A young woman grieving the loss of her mother, a famous scream queen from the 1980s, finds herself pulled into the world of her mom’s most famous movie. Reunited, the women must fight off the film’s maniacal killer.
Nostalgia is pretty big in the movie world right now. The use of properties from the 1970s, 1980s, and 1990s to get the attention of movie goers and television watchers is abundant. There are remakes, reboots, sequels, and every other thing under the moon being released for consumption. Some movies don’t quite go the direct route in simply being another addition to an established franchise. Instead, they’ll take a known concept or feel and run with it. They will play with that idea and harken back to a time in film that audiences wistfully think about. This movie fits into that category, taking an idea and lovingly dissecting it.
The Final Girls was released in 2015 and is a horror comedy that plays around with slasher movies from the 1980s. More specifically, the movie plays around with a Friday the 13th clone. We are treated to a trailer for Camp Bloodbath before the main story starts. It looks perfectly 80s and gives a story of a killer knocking off the counselors at a summer camp. Then we get into the main story of the movie. Three years after the death of her mother, Max Cartwright (Taissa Farmiga) and a group of friends are attending a showing of Camp Bloodbath, a movie her mother was in. A fire breaks out in the theater. Max and her friends know of an exit behind the screen so they cut open the screen and step through, only to find themselves now in Camp Bloodbath. They must find a way to escape and get back to their real lives.
The 1980s slasher nostalgia oozes through The Final Girls.
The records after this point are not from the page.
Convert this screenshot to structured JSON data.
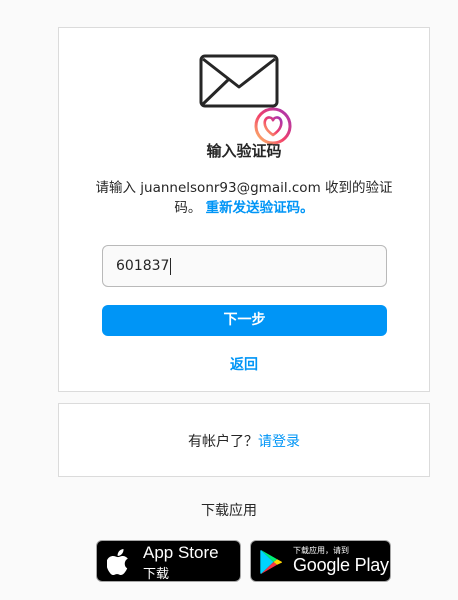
{
  "verify": {
    "icon": "envelope-with-heart-icon",
    "title": "输入验证码",
    "description": "请输入 juannelsonr93@gmail.com 收到的验证码。",
    "resend_label": "重新发送验证码。",
    "code_value": "601837",
    "next_label": "下一步",
    "back_label": "返回"
  },
  "login": {
    "prompt": "有帐户了？",
    "link_label": "请登录"
  },
  "get_app": {
    "label": "下载应用",
    "app_store": {
      "icon": "apple-icon",
      "line1": "App Store",
      "line2": "下载"
    },
    "google_play": {
      "icon": "google-play-icon",
      "line1": "下载应用，请到",
      "line2": "Google Play"
    }
  },
  "colors": {
    "accent": "#0095f6",
    "text": "#262626",
    "border": "#dbdbdb",
    "background": "#fafafa"
  }
}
Everything about the movie that the characters end up in breathes in the same way as the Friday the 13th movies, the Sleepaway Camp movies, or other camp slashers of that decade. The character archetypes are there, the almost unstoppable bad guy is there, and the sexual situations abound. The love of the material clearly comes through the script written by M.A. Fortin and Joshua John Miller. They made sure that The Final Girls also fit the blueprint of a 1980s slasher while playing around with the 1980s slasher that was Camp Bloodbath. The “out of movie” characters are just as much the standard characters as those within the movie in the movie. There is the typical final girl, her love interest, her best friend, the dorky guy, and the meaner, hotter girl. It’s all there.
What works almost as good as the commentary on the slasher films of the 1980s is the comedic tone of the whole shebang. When the movie is dissecting the different character types of the subgenre, they use comedy to get the point across. The attempts that the main characters make to prevent the movie characters from hooking up are laughable, and they are foiled by the fact that the movie characters were written in Camp Bloodbath solely for the purpose of sex. With their only function being the desire to get it on, it is next to impossible to stop that from happening. The ways in which the characters continue to be interested in sex and only sex leads to some rather humorous extreme situations.
This whole not being able to prevent things detail also brings another layer into the movie with the idea of destiny versus free will. The main characters in The Final Girls are used to free will, but being inside of Camp Bloodbath, they have to deal with the fact that the characters of the movie have a set destiny and cannot veer too far from what they were written to be. If they were supposed to die in the movie, they are still supposed to die. This idea is where the emotional heft of the movie comes in. Max comes face to face with the character Nancy (Malin Akerman), who was portrayed by her mother Amanda. She wants to keep Nancy alive because it is the only way that she can have her mother back. All of Max’s friends keep telling her that Nancy is a character in the movie and she is supposed to die in the movie. Max keeps going against their wishes in order to protect Nancy. She is trying to change the destiny of the character because of the loss of her mother. It drives the movie forward as it goes along and is the emotional core.
All in all, The Final Girls is a very entertaining throwback to the 1980s slasher movie genre. It might take from one specific franchise, but it still feels like a love letter to slashers as a whole. Not only does it showcase the love that the writers had for the material; the movie manages to stand on its own as a solid addition to slasher flicks. Everything about it was handled as well as it could have been, making the movie a must see for anyone that loves horror movies.